_Exercise objective:_
Could you count the lines in the data that contain "Ajustar"? Reply with the number only.

_Data records:_
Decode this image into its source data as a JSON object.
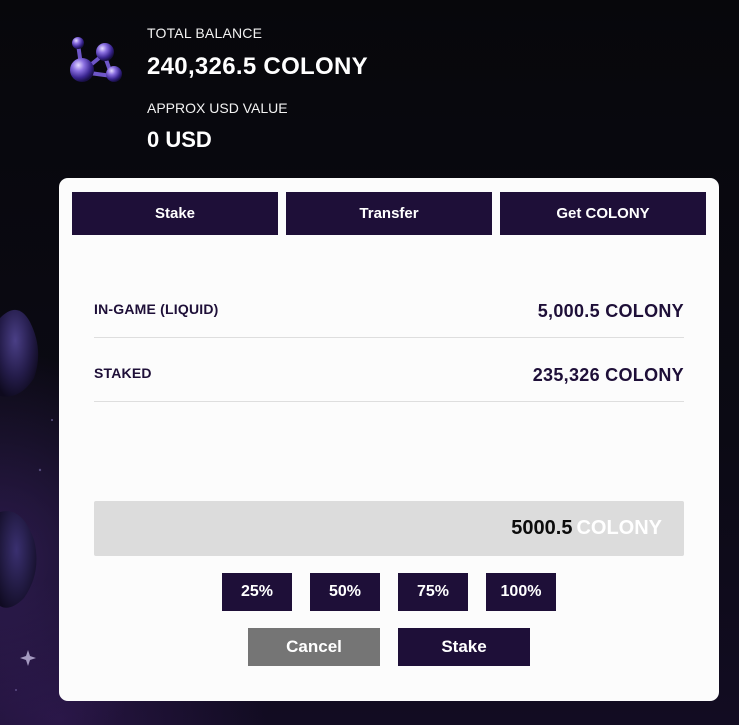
{
  "header": {
    "logo_icon": "colony-molecule-logo-icon",
    "total_balance_label": "TOTAL BALANCE",
    "total_balance_value": "240,326.5 COLONY",
    "usd_label": "APPROX USD VALUE",
    "usd_value": "0 USD"
  },
  "tabs": [
    {
      "label": "Stake"
    },
    {
      "label": "Transfer"
    },
    {
      "label": "Get COLONY"
    }
  ],
  "balances": {
    "liquid_label": "IN-GAME (LIQUID)",
    "liquid_value": "5,000.5 COLONY",
    "staked_label": "STAKED",
    "staked_value": "235,326 COLONY"
  },
  "amount_input": {
    "value": "5000.5",
    "unit": "COLONY"
  },
  "percent_buttons": [
    "25%",
    "50%",
    "75%",
    "100%"
  ],
  "actions": {
    "cancel_label": "Cancel",
    "stake_label": "Stake"
  },
  "colors": {
    "accent": "#1e0f38",
    "cancel": "#757575",
    "card": "#fcfcfc",
    "input_bg": "#dcdcdc"
  }
}
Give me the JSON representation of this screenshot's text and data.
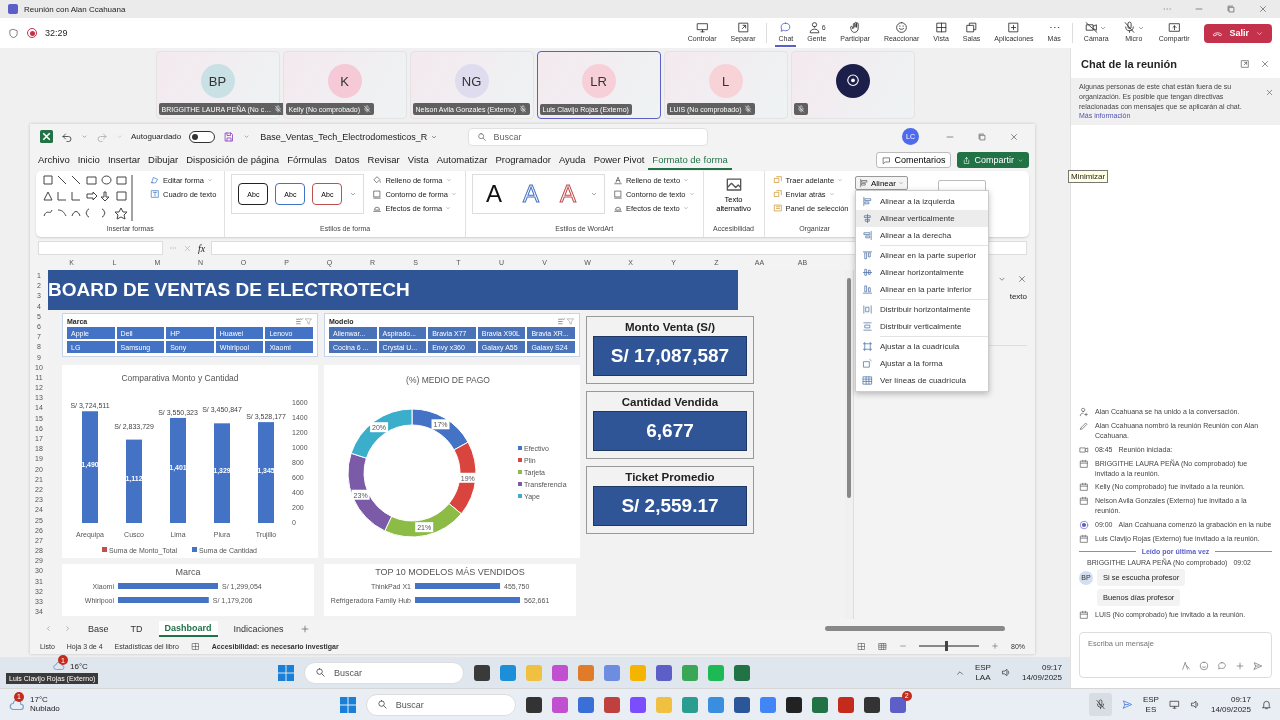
{
  "window": {
    "title": "Reunión con Alan Ccahuana"
  },
  "meeting_bar": {
    "timer": "32:29",
    "recording": true,
    "tools": [
      {
        "label": "Controlar",
        "selected": false
      },
      {
        "label": "Separar",
        "selected": false
      },
      {
        "label": "Chat",
        "selected": true
      },
      {
        "label": "Gente",
        "badge": "6",
        "selected": false
      },
      {
        "label": "Participar",
        "selected": false
      },
      {
        "label": "Reaccionar",
        "selected": false
      },
      {
        "label": "Vista",
        "selected": false
      },
      {
        "label": "Salas",
        "selected": false
      },
      {
        "label": "Aplicaciones",
        "selected": false
      },
      {
        "label": "Más",
        "selected": false
      },
      {
        "label": "Cámara",
        "caret": true,
        "selected": false
      },
      {
        "label": "Micro",
        "caret": true,
        "selected": false
      },
      {
        "label": "Compartir",
        "selected": false
      }
    ],
    "leave_button": "Salir"
  },
  "participants": [
    {
      "kind": "avatar",
      "initials": "BP",
      "name": "BRIGGITHE LAURA PEÑA (No c…",
      "muted": true,
      "selected": false,
      "color": "#c9e1e4"
    },
    {
      "kind": "avatar",
      "initials": "K",
      "name": "Kelly (No comprobado)",
      "muted": true,
      "selected": false,
      "color": "#f5c9d6"
    },
    {
      "kind": "avatar",
      "initials": "NG",
      "name": "Nelson Avila Gonzales (Externo)",
      "muted": true,
      "selected": false,
      "color": "#e0dcef"
    },
    {
      "kind": "avatar",
      "initials": "LR",
      "name": "Luis Clavijo Rojas (Externo)",
      "muted": false,
      "selected": true,
      "color": "#f7cfd8"
    },
    {
      "kind": "avatar",
      "initials": "L",
      "name": "LUIS (No comprobado)",
      "muted": true,
      "selected": false,
      "color": "#f7d3d8"
    },
    {
      "kind": "logo",
      "muted": true,
      "selected": false
    }
  ],
  "excel": {
    "file_name": "Base_Ventas_Tech_Electrodomesticos_R",
    "autosave": {
      "label": "Autoguardado",
      "on": false
    },
    "search_placeholder": "Buscar",
    "user_initials": "LC",
    "menu_tabs": [
      {
        "label": "Archivo",
        "selected": false
      },
      {
        "label": "Inicio",
        "selected": false
      },
      {
        "label": "Insertar",
        "selected": false
      },
      {
        "label": "Dibujar",
        "selected": false
      },
      {
        "label": "Disposición de página",
        "selected": false
      },
      {
        "label": "Fórmulas",
        "selected": false
      },
      {
        "label": "Datos",
        "selected": false
      },
      {
        "label": "Revisar",
        "selected": false
      },
      {
        "label": "Vista",
        "selected": false
      },
      {
        "label": "Automatizar",
        "selected": false
      },
      {
        "label": "Programador",
        "selected": false
      },
      {
        "label": "Ayuda",
        "selected": false
      },
      {
        "label": "Power Pivot",
        "selected": false
      },
      {
        "label": "Formato de forma",
        "selected": true
      }
    ],
    "comments_button": "Comentarios",
    "share_button": "Compartir",
    "ribbon": [
      {
        "kind": "shapes",
        "title": "Insertar formas",
        "commands": [
          "Editar forma",
          "Cuadro de texto"
        ]
      },
      {
        "kind": "styles",
        "title": "Estilos de forma",
        "samples": [
          "Abc",
          "Abc",
          "Abc"
        ],
        "commands": [
          "Relleno de forma",
          "Contorno de forma",
          "Efectos de forma"
        ]
      },
      {
        "kind": "wordart",
        "title": "Estilos de WordArt",
        "samples": [
          "A",
          "A",
          "A"
        ],
        "commands": [
          "Relleno de texto",
          "Contorno de texto",
          "Efectos de texto"
        ]
      },
      {
        "kind": "big",
        "title": "Accesibilidad",
        "commands": [
          "Texto alternativo"
        ]
      },
      {
        "kind": "arrange",
        "title": "Organizar",
        "commands": [
          "Traer adelante",
          "Enviar atrás",
          "Panel de selección"
        ]
      }
    ],
    "align_menu": {
      "button": "Alinear",
      "items": [
        {
          "label": "Alinear a la izquierda",
          "highlighted": false
        },
        {
          "label": "Alinear verticalmente",
          "highlighted": true
        },
        {
          "label": "Alinear a la derecha",
          "highlighted": false,
          "divider_after": true
        },
        {
          "label": "Alinear en la parte superior",
          "highlighted": false
        },
        {
          "label": "Alinear horizontalmente",
          "highlighted": false
        },
        {
          "label": "Alinear en la parte inferior",
          "highlighted": false,
          "divider_after": true
        },
        {
          "label": "Distribuir horizontalmente",
          "highlighted": false
        },
        {
          "label": "Distribuir verticalmente",
          "highlighted": false,
          "divider_after": true
        },
        {
          "label": "Ajustar a la cuadrícula",
          "highlighted": false
        },
        {
          "label": "Ajustar a la forma",
          "highlighted": false
        },
        {
          "label": "Ver líneas de cuadrícula",
          "highlighted": false
        }
      ]
    },
    "function_label": "fx",
    "columns": [
      "K",
      "L",
      "M",
      "N",
      "O",
      "P",
      "Q",
      "R",
      "S",
      "T",
      "U",
      "V",
      "W",
      "X",
      "Y",
      "Z",
      "AA",
      "AB"
    ],
    "rows": [
      "1",
      "2",
      "3",
      "4",
      "5",
      "6",
      "7",
      "8",
      "9",
      "10",
      "11",
      "12",
      "13",
      "14",
      "15",
      "16",
      "17",
      "18",
      "19",
      "20",
      "21",
      "22",
      "23",
      "24",
      "25",
      "26",
      "27",
      "28",
      "29",
      "30",
      "31",
      "32",
      "33",
      "34"
    ],
    "side_pane": {
      "text": "texto"
    },
    "dashboard": {
      "banner": "BOARD DE VENTAS DE ELECTROTECH",
      "slicers": [
        {
          "title": "Marca",
          "items": [
            "Apple",
            "Dell",
            "HP",
            "Huawei",
            "Lenovo",
            "LG",
            "Samsung",
            "Sony",
            "Whirlpool",
            "Xiaomi"
          ]
        },
        {
          "title": "Modelo",
          "items": [
            "Alienwar...",
            "Aspirado...",
            "Bravia X77",
            "Bravia X90L",
            "Bravia XR...",
            "Cocina 6 ...",
            "Crystal U...",
            "Envy x360",
            "Galaxy A55",
            "Galaxy S24"
          ]
        }
      ],
      "charts": [
        {
          "chart_data": {
            "type": "bar",
            "title": "Comparativa Monto y Cantidad",
            "categories": [
              "Arequipa",
              "Cusco",
              "Lima",
              "Piura",
              "Trujillo"
            ],
            "series": [
              {
                "name": "Suma de Monto_Total",
                "color": "#c0504d",
                "values": [
                  null,
                  null,
                  null,
                  null,
                  null
                ]
              },
              {
                "name": "Suma de Cantidad",
                "color": "#4472c4",
                "values": [
                  1490,
                  1112,
                  1401,
                  1329,
                  1345
                ]
              }
            ],
            "ylim": [
              0,
              1600
            ],
            "yticks": [
              0,
              200,
              400,
              600,
              800,
              1000,
              1200,
              1400,
              1600
            ],
            "value_labels": [
              "1,490",
              "1,112",
              "1,401",
              "1,329",
              "1,345"
            ],
            "legend": "bottom",
            "annotations": [
              "S/ 3,724,511",
              "S/ 2,833,729",
              "S/ 3,550,323",
              "S/ 3,450,847",
              "S/ 3,528,177"
            ]
          }
        },
        {
          "chart_data": {
            "type": "donut",
            "title": "(%) MEDIO DE PAGO",
            "categories": [
              "Efectivo",
              "Plin",
              "Tarjeta",
              "Transferencia",
              "Yape"
            ],
            "values": [
              17,
              19,
              21,
              23,
              20
            ],
            "colors": [
              "#4472c4",
              "#d9443f",
              "#8cbc46",
              "#7b5ba8",
              "#3aaecb"
            ],
            "legend": "right",
            "value_labels": [
              "17%",
              "19%",
              "21%",
              "23%",
              "20%"
            ]
          }
        }
      ],
      "bottom_charts": [
        {
          "chart_data": {
            "type": "bar",
            "orientation": "horizontal",
            "title": "Marca",
            "categories": [
              "Xiaomi",
              "Whirlpool"
            ],
            "values": [
              1299054,
              1179206
            ],
            "value_labels": [
              "S/ 1,299,054",
              "S/ 1,179,206"
            ]
          }
        },
        {
          "chart_data": {
            "type": "bar",
            "orientation": "horizontal",
            "title": "TOP 10 MODELOS MÁS VENDIDOS",
            "categories": [
              "ThinkPad X1",
              "Refrigeradora Family Hub"
            ],
            "values": [
              455750,
              562661
            ],
            "value_labels": [
              "455,750",
              "562,661"
            ]
          }
        }
      ],
      "kpis": [
        {
          "title": "Monto Venta (S/)",
          "value": "S/ 17,087,587"
        },
        {
          "title": "Cantidad Vendida",
          "value": "6,677"
        },
        {
          "title": "Ticket Promedio",
          "value": "S/ 2,559.17"
        }
      ]
    },
    "sheet_tabs": [
      {
        "label": "Base",
        "selected": false
      },
      {
        "label": "TD",
        "selected": false
      },
      {
        "label": "Dashboard",
        "selected": true
      },
      {
        "label": "Indicaciones",
        "selected": false
      }
    ],
    "status_bar": {
      "ready": "Listo",
      "sheet": "Hoja 3 de 4",
      "stats": "Estadísticas del libro",
      "accessibility": "Accesibilidad: es necesario investigar",
      "zoom": {
        "level": 0.45,
        "reading": "80%"
      }
    }
  },
  "shared_taskbar": {
    "badge": "1",
    "weather": "16°C",
    "search_placeholder": "Buscar",
    "language": "ESP",
    "region": "LAA",
    "time": "09:17",
    "date": "14/09/2025"
  },
  "tooltips": [
    {
      "kind": "chat",
      "text": "Minimizar"
    },
    {
      "kind": "stage",
      "text": "Luis Clavijo Rojas (Externo)"
    }
  ],
  "chat": {
    "title": "Chat de la reunión",
    "notice": "Algunas personas de este chat están fuera de su organización. Es posible que tengan directivas relacionadas con mensajes que se aplicarán al chat.",
    "notice_link": "Más información",
    "events": [
      {
        "kind": "join",
        "text": "Alan Ccahuana se ha unido a la conversación."
      },
      {
        "kind": "rename",
        "text": "Alan Ccahuana nombró la reunión Reunión con Alan Ccahuana."
      },
      {
        "kind": "meeting",
        "time": "08:45",
        "text": "Reunión iniciada:"
      },
      {
        "kind": "invite",
        "text": "BRIGGITHE LAURA PEÑA (No comprobado) fue invitado a la reunión."
      },
      {
        "kind": "invite",
        "text": "Kelly (No comprobado) fue invitado a la reunión."
      },
      {
        "kind": "invite",
        "text": "Nelson Avila Gonzales (Externo) fue invitado a la reunión."
      },
      {
        "kind": "record",
        "time": "09:00",
        "text": "Alan Ccahuana comenzó la grabación en la nube"
      },
      {
        "kind": "invite",
        "text": "Luis Clavijo Rojas (Externo) fue invitado a la reunión."
      },
      {
        "kind": "divider",
        "text": "Leído por última vez"
      },
      {
        "kind": "message",
        "author": "BRIGGITHE LAURA PEÑA (No comprobado)",
        "time": "09:02",
        "initials": "BP",
        "bubbles": [
          "Si se escucha profesor",
          "Buenos días profesor"
        ]
      },
      {
        "kind": "invite",
        "text": "LUIS (No comprobado) fue invitado a la reunión."
      }
    ],
    "compose_placeholder": "Escriba un mensaje"
  },
  "taskbar": {
    "badge": "1",
    "weather_temp": "17°C",
    "weather_text": "Nublado",
    "search_placeholder": "Buscar",
    "language": "ESP",
    "region": "ES",
    "time": "09:17",
    "date": "14/09/2025",
    "app_badge": "2"
  }
}
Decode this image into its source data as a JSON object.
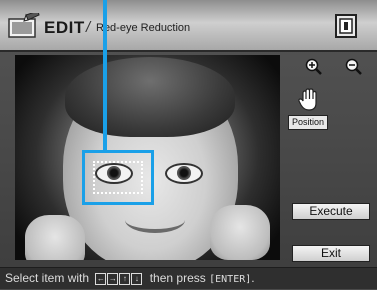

_Exercise answer:_
2